World Antimicrobial Awareness Week: Faculty roundup
It's World Antimicrobial Awareness Week, an annual global event aimed at raising awareness about antimicrobial resistance (AMR) and promoting best practices to curb its emergence and spread. Over the past 12 months, our Faculty has been actively contributing to the fight against one of the greatest threats to human and animal health. Here's a recap of our 2023 AMR news and blog research highlights:
Launch of CAMO-Net
This year marked the launch of the Centres for Antimicrobial Optimisation Network (CAMO-Net), a global research consortium led by Professor Alison Holmes (ISMIB). CAMO-Net brings together research teams from Liverpool and Imperial College London in the UK, along with institutions in Uganda, South Africa, and Brazil, all working collaboratively to address the impact of AMR on human health.

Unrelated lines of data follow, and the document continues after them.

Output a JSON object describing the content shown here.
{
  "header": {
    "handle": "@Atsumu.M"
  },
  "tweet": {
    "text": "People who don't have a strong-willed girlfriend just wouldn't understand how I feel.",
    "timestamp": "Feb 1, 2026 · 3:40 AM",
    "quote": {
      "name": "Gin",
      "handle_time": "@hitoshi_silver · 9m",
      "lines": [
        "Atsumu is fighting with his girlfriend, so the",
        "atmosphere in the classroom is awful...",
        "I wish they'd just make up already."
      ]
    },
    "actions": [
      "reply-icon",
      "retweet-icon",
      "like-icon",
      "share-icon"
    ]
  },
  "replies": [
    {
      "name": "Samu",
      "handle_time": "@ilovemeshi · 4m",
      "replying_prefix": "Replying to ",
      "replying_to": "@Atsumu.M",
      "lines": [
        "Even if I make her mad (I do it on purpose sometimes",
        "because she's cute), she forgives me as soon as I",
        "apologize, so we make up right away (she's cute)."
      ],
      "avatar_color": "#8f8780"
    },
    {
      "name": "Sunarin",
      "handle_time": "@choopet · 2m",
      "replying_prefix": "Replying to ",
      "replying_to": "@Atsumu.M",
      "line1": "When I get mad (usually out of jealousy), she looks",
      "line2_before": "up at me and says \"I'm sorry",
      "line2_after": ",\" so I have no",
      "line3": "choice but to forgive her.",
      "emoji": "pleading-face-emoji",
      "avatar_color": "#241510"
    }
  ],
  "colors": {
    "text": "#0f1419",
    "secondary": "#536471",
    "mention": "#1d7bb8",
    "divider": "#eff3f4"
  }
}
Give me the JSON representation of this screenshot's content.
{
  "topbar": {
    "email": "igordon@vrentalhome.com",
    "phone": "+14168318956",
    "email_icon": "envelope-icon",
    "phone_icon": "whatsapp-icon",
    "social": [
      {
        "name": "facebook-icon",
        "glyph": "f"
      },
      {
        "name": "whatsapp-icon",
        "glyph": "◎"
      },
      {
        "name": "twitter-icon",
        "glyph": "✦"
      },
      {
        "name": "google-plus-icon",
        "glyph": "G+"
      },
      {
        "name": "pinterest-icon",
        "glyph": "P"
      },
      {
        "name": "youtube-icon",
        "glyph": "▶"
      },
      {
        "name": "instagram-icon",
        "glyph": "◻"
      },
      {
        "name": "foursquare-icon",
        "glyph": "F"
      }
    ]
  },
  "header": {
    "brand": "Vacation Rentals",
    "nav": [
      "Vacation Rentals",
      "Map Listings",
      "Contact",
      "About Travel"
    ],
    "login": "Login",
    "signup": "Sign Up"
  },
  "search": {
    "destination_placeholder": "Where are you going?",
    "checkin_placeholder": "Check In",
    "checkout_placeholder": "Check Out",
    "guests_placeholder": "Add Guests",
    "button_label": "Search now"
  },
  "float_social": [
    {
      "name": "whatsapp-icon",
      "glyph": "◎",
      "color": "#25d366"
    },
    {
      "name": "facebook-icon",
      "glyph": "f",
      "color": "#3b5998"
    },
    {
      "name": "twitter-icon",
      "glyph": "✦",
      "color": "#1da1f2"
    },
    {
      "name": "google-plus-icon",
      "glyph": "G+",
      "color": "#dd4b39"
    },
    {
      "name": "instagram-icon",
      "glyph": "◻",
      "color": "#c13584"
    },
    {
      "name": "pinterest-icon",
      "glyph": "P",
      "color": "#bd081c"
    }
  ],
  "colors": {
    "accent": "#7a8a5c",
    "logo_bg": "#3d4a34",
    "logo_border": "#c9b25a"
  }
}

New global collaboration
The University and the Global Antibiotic Research and Development Partnership (GARDP) signed a Memorandum of Understanding to collaborate on new projects addressing antimicrobial resistance for the benefit of public health. Building on their work since 2018 to advance treatment options for newborns with sepsis, this collaboration has laid the foundation for a new global clinical trial on neonatal sepsis.
Prestigious fellowship award
Dr Esmita Charani (ISMIB) received a Wellcome Trust Career Development Fellowship, a four-year grant supporting her research in applying social sciences to tackle the challenges of AMR. Based at the University of Cape Town, South Africa, Dr Charani's research explores the intersectionality of power dynamics, hierarchies, and health-seeking behaviours in hospital settings.
The evolution and spread of Shigella
Experts at the Faculty's NIHR HPRU in Gastrointestinal Infections led an international collaboration investigating the genetic makeup and global spread of Shigella sonnei, a multidrug-resistant sexually transmissible bacterium. This research aims to better understand the drivers behind the current epidemic and predict and prevent future outbreaks. PhD student Lewis Mason (IVES) told us more about his work on the project in a Becoming an Expert blog.
AI in clinical practice
In an innovative approach, researchers from the Faculty explored the use of the AI-powered chatbot ChatGPT in making decisions about prescribing antibiotics to patients. Published in The Lancet, their findings indicate that while artificial intelligence cannot replace the role of a family doctor, there is clear potential for technology to play a role in clinical practice.
To learn more about the University's efforts in addressing the challenge of AMR, visit our dedicated AMR Week feature page.